The report concluded that “despite our gains, we have failed to protect [these] rights for thousands of Florida girls.” “Girls’ needs continue to demonstrate that more needs to be done to safeguard their wellbeing. There are still few community-based services and jail alternatives available. According to the center’s Status of Girls research series, which examined the needs of girls in every county in Florida, one in ten girls report having been raped, and one in three say they don’t feel safe at school. The research stated that it is crucial for system decision-makers to comprehend the part that trauma and violence exposure play in girls’ behaviour and engagement in juvenile justice
The punitive and unified response of the system, the report’s authors claim, “too frequently causes greater injury and derails girls’ prospects instead of treating the trauma that is paving the trail into the legal system.” The writers used interviews with several affected girls as a guide for bringing about change. “Each girl is unique; some girls heal quickly and others don’t. Some people are able to understand, while others are not.
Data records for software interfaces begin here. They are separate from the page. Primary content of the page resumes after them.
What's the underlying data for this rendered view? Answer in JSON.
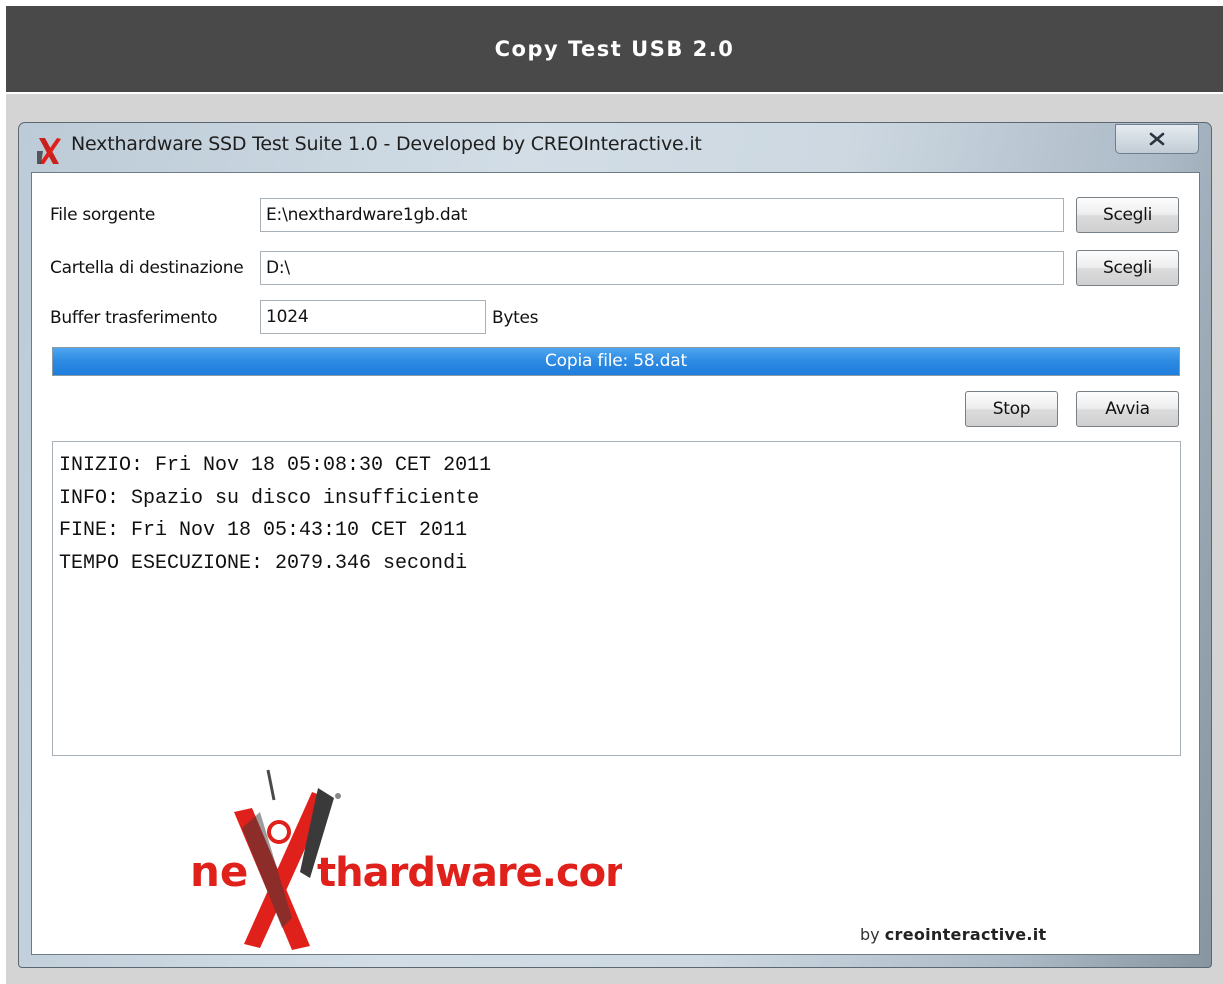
{
  "page": {
    "header_title": "Copy Test USB 2.0"
  },
  "window": {
    "title": "Nexthardware SSD Test Suite 1.0 - Developed by CREOInteractive.it",
    "close_icon": "close-x-icon",
    "app_icon": "red-x-logo-icon"
  },
  "form": {
    "source_label": "File sorgente",
    "source_value": "E:\\nexthardware1gb.dat",
    "source_button": "Scegli",
    "dest_label": "Cartella di destinazione",
    "dest_value": "D:\\",
    "dest_button": "Scegli",
    "buffer_label": "Buffer trasferimento",
    "buffer_value": "1024",
    "buffer_unit": "Bytes"
  },
  "progress": {
    "text": "Copia file: 58.dat",
    "fraction": 1.0,
    "color": "#2c8ae2"
  },
  "actions": {
    "stop_label": "Stop",
    "start_label": "Avvia"
  },
  "log": {
    "lines": [
      "INIZIO: Fri Nov 18 05:08:30 CET 2011",
      "INFO: Spazio su disco insufficiente",
      "FINE: Fri Nov 18 05:43:10 CET 2011",
      "TEMPO ESECUZIONE: 2079.346 secondi"
    ]
  },
  "branding": {
    "logo_text_left": "ne",
    "logo_text_right": "thardware.com",
    "logo_color_red": "#e0201b",
    "logo_color_dark": "#3a3a3a",
    "byline_prefix": "by ",
    "byline_site": "creointeractive.it"
  }
}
One girl told researchers that while some people show respect, others don’t. You must have patience to assist them.
Florida’s performance on significant policy benchmarks and goals was rated as part of a report card that was included in the center’s strategy. The positive Several legislation addressing the treatment of children, girls, and victims of commercial sexual exploitation have been successfully passed in Florida. The Safe Harbor Laws of Florida guarantee that children who have been trafficked are not treated like criminals and forbid their placement in “secure detention.”
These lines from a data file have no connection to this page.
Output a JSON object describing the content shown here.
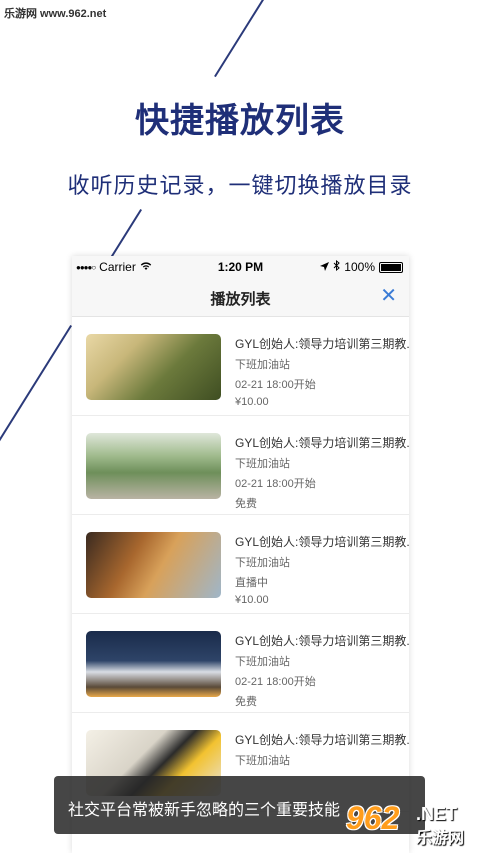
{
  "watermark_top": "乐游网 www.962.net",
  "hero": {
    "title": "快捷播放列表",
    "subtitle": "收听历史记录，一键切换播放目录"
  },
  "status_bar": {
    "carrier": "Carrier",
    "time": "1:20 PM",
    "battery": "100%"
  },
  "nav": {
    "title": "播放列表",
    "close_icon": "close-icon"
  },
  "items": [
    {
      "title": "GYL创始人:领导力培训第三期教...",
      "host": "下班加油站",
      "status": "02-21 18:00开始",
      "price": "¥10.00"
    },
    {
      "title": "GYL创始人:领导力培训第三期教...",
      "host": "下班加油站",
      "status": "02-21 18:00开始",
      "price": "免费"
    },
    {
      "title": "GYL创始人:领导力培训第三期教...",
      "host": "下班加油站",
      "status": "直播中",
      "price": "¥10.00"
    },
    {
      "title": "GYL创始人:领导力培训第三期教...",
      "host": "下班加油站",
      "status": "02-21 18:00开始",
      "price": "免费"
    },
    {
      "title": "GYL创始人:领导力培训第三期教...",
      "host": "下班加油站",
      "status": "",
      "price": ""
    }
  ],
  "overlay": {
    "text": "社交平台常被新手忽略的三个重要技能"
  },
  "logo": {
    "number": "962",
    "net": ".NET",
    "cn": "乐游网"
  },
  "colors": {
    "accent": "#1f2f78",
    "close": "#3a7bd5"
  }
}
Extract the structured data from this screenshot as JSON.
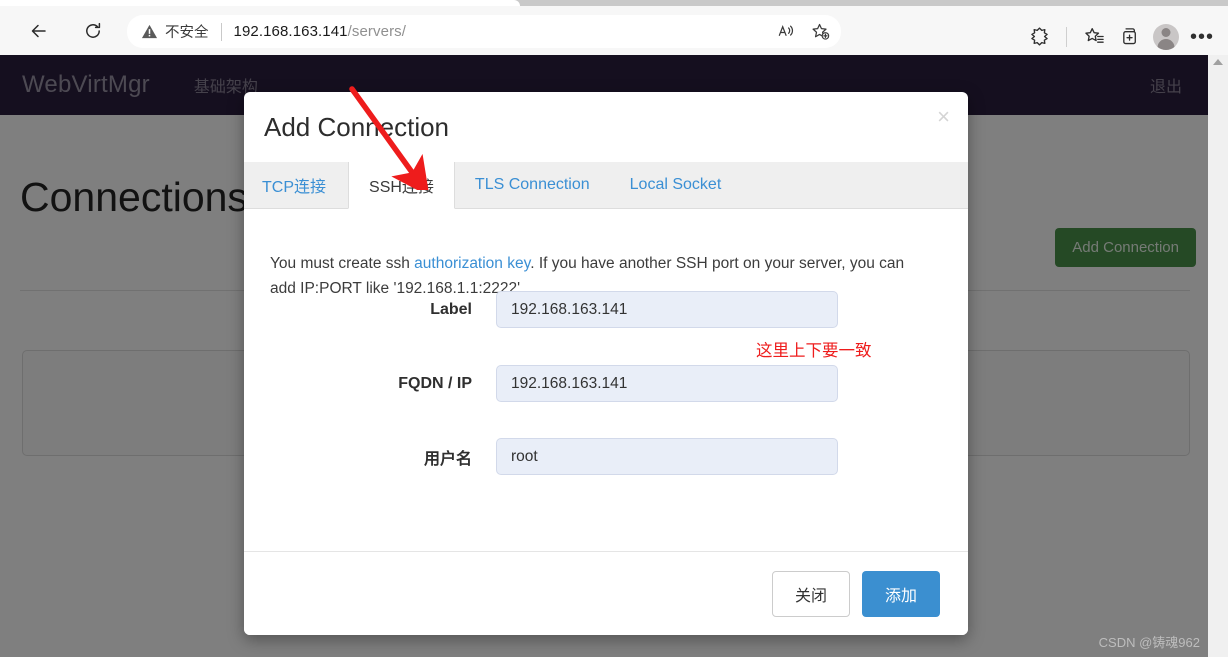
{
  "browser": {
    "back_icon": "back-arrow-icon",
    "reload_icon": "reload-icon",
    "security_label": "不安全",
    "url_host": "192.168.163.141",
    "url_path": "/servers/",
    "warning_icon": "warning-triangle-icon",
    "read_aloud_icon": "read-aloud-icon",
    "add_favorite_icon": "add-favorite-star-icon",
    "browser_essentials_icon": "browser-essentials-icon",
    "collections_icon": "collections-icon",
    "split_screen_icon": "split-screen-icon",
    "profile_icon": "profile-avatar-icon",
    "settings_icon": "settings-more-icon"
  },
  "navbar": {
    "brand": "WebVirtMgr",
    "links": [
      {
        "label": "基础架构"
      }
    ],
    "logout": "退出"
  },
  "page": {
    "title": "Connections",
    "add_connection_button": "Add Connection"
  },
  "modal": {
    "title": "Add Connection",
    "close_icon": "×",
    "tabs": [
      {
        "label": "TCP连接",
        "active": false
      },
      {
        "label": "SSH连接",
        "active": true
      },
      {
        "label": "TLS Connection",
        "active": false
      },
      {
        "label": "Local Socket",
        "active": false
      }
    ],
    "help": {
      "before_link": "You must create ssh ",
      "link_text": "authorization key",
      "after_link": ". If you have another SSH port on your server, you can add IP:PORT like '192.168.1.1:2222'."
    },
    "fields": [
      {
        "label": "Label",
        "value": "192.168.163.141",
        "placeholder": ""
      },
      {
        "label": "FQDN / IP",
        "value": "192.168.163.141",
        "placeholder": ""
      },
      {
        "label": "用户名",
        "value": "root",
        "placeholder": ""
      }
    ],
    "annotation": "这里上下要一致",
    "footer": {
      "close_label": "关闭",
      "add_label": "添加"
    }
  },
  "watermark": "CSDN @铸魂962",
  "colors": {
    "navbar_bg": "#2b1f3f",
    "primary_button": "#3b8fd0",
    "success_button": "#4a934a",
    "link": "#3a8fd4",
    "annotation_red": "#ee1c1c",
    "input_bg": "#e9eef8"
  }
}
Inmates who are pregnant are not permitted to be chained, and regulations allow juvenile records to be secretly safeguarded until they are eventually purged at the age of 21.Between 2008 and 2019, Florida had a 66 percent drop in arrests and a 67 percent drop in incarceration, but the state lagged in other significant areas of growth. However, Florida has failed to construct a probationary system that assigns girls to female case managers, support community-based alternatives for jailed girls, or limit incarceration for girls who don’t pose a threat to public safety.
When those programmes are credibly accused of abuse and neglect, the Center urges Florida to reevaluate charges for girls in residential commitment who receive further charges. The Center is still urging the state to form a legislative task force to address the needs of girls involved in the juvenile justice system, working in tandem with other state agencies, the state’s courts, and mental health service providers. Updated policy suggestions from the Policy Center and the American Children’s Campaign for the state of Florida are based on five key tactics:
- Pass legislation to prevent girls and children from being involved in the juvenile court system;
- the “institutionalized traumatization” of girls; and improve the conditions of detention;
- maintain data monitoring and accountability;
- Fund specialised and crucial girl-centered programmes.
- Require stakeholder training and standards focused on girls.
- The Delores Barr Weaver Policy Center engages in four types of intervention
- girls involved in the juvenile justice system: research, advocacy, training, and model programmes.